Go through the entries below and copy each line that holds the word "Administración".
Provided material below:
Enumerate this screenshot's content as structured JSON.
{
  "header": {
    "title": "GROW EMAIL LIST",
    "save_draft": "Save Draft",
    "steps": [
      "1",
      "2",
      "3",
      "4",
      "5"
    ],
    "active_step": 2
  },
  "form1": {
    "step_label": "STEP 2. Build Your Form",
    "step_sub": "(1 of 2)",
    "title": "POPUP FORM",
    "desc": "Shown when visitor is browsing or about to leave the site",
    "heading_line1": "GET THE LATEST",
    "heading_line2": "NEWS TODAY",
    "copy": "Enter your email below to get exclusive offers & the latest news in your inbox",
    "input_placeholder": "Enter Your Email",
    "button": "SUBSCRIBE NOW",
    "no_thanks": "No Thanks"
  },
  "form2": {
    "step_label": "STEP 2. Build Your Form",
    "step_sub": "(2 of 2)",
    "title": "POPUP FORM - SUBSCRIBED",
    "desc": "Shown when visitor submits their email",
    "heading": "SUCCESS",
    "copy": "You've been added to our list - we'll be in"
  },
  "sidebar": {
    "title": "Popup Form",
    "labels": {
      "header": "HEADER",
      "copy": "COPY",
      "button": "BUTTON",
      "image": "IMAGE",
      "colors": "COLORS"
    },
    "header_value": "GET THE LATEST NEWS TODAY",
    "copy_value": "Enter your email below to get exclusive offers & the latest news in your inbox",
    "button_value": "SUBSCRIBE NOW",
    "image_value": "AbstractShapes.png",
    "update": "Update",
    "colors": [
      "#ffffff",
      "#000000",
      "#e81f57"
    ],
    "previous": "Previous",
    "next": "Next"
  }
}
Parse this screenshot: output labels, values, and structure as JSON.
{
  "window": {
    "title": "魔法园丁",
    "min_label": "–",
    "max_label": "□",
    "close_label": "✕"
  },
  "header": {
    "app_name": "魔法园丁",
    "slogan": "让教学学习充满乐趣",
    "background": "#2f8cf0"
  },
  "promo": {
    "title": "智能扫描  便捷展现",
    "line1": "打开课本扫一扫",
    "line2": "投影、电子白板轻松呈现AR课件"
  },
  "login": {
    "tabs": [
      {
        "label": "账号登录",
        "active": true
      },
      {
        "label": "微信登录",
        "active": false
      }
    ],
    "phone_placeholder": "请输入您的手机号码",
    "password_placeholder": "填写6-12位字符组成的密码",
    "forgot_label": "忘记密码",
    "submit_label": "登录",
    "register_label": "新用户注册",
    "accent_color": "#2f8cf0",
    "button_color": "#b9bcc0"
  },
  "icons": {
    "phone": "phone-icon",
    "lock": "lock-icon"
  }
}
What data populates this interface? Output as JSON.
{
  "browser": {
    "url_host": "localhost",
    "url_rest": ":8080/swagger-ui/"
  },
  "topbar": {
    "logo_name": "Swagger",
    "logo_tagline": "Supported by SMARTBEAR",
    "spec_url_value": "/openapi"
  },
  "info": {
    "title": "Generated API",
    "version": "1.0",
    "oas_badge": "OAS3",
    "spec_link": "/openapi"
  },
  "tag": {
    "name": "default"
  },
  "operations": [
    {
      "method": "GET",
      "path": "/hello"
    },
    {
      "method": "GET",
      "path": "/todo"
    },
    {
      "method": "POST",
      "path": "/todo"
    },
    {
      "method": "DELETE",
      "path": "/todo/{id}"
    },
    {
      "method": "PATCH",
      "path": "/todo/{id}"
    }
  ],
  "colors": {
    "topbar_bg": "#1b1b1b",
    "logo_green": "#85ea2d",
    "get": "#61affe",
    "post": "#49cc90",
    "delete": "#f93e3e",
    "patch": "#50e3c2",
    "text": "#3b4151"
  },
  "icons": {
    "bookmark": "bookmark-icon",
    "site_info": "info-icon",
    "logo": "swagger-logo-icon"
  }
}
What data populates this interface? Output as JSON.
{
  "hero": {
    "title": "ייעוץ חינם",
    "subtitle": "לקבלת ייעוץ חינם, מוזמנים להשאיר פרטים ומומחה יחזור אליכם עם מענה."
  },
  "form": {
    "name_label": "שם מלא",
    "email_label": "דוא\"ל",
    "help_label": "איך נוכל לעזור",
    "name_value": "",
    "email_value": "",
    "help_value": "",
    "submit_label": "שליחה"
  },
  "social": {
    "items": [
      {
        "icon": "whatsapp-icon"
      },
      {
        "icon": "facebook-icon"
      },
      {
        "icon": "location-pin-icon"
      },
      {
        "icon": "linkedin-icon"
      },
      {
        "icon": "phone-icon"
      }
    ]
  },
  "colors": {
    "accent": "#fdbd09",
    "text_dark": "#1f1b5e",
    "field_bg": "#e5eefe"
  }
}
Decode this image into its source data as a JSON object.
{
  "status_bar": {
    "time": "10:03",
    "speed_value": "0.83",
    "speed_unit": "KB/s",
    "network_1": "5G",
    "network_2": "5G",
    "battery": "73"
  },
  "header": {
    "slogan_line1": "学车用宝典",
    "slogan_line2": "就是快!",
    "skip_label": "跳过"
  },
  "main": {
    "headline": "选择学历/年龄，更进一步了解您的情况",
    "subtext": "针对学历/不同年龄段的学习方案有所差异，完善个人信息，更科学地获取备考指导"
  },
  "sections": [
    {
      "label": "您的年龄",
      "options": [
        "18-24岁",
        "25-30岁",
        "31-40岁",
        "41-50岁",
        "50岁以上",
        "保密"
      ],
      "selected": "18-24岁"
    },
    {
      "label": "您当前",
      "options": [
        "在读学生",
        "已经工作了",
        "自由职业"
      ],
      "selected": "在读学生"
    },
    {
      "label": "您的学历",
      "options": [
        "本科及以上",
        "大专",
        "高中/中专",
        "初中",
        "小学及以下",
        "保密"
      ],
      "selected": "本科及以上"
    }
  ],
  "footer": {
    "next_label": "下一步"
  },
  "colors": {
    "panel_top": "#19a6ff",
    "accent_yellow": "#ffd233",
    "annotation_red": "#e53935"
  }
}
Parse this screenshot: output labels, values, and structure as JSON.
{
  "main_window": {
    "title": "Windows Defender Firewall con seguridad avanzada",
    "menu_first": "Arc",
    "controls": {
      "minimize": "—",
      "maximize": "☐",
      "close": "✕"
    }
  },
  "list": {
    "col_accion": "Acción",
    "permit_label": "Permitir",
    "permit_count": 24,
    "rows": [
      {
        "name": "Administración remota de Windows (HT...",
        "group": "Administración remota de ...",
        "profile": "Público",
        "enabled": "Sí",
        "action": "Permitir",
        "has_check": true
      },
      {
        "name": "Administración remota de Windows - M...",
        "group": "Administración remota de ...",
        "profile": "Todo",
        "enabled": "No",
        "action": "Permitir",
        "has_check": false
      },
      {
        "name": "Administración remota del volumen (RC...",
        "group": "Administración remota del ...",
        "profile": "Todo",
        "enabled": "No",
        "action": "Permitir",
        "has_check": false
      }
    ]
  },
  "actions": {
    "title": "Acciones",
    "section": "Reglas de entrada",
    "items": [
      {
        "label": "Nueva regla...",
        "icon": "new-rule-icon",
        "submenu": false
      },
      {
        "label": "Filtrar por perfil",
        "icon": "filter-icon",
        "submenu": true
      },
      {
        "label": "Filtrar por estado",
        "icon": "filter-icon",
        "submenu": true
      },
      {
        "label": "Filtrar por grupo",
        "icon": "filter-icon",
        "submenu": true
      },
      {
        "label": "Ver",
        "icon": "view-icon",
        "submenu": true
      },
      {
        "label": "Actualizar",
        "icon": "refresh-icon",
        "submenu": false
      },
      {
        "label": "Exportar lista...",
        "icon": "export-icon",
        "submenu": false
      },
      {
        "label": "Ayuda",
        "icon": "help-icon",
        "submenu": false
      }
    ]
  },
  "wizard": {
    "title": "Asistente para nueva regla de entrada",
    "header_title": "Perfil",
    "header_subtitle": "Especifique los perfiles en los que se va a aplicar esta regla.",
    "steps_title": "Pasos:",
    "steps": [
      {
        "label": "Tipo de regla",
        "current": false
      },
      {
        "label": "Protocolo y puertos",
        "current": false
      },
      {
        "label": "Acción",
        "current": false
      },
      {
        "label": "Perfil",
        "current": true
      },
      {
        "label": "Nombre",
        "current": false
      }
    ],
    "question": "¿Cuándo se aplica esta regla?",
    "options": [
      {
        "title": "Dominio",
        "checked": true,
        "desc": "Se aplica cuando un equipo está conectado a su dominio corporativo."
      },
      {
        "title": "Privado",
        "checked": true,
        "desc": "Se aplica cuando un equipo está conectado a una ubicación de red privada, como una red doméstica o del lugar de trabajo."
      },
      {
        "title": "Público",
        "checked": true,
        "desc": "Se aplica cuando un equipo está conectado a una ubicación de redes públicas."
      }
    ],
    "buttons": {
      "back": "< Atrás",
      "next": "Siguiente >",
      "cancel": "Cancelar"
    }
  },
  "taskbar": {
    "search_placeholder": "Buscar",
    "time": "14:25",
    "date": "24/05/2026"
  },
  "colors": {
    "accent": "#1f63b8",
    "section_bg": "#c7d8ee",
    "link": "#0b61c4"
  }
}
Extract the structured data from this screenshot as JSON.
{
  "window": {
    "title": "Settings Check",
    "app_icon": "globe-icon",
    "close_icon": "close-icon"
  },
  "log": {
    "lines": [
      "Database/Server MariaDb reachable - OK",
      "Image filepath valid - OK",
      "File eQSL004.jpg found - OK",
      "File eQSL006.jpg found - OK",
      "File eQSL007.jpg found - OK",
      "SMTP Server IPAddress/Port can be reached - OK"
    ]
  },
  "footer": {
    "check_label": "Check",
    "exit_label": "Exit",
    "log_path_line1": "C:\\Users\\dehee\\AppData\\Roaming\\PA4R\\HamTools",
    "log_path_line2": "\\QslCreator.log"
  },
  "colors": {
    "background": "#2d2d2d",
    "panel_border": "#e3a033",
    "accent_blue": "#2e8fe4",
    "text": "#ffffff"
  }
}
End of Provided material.
- **Completed exercise**:
        "name": "Administración remota de Windows (HT...",
        "group": "Administración remota de ...",
        "name": "Administración remota de Windows - M...",
        "group": "Administración remota de ...",
        "name": "Administración remota del volumen (RC...",
        "group": "Administración remota del ...",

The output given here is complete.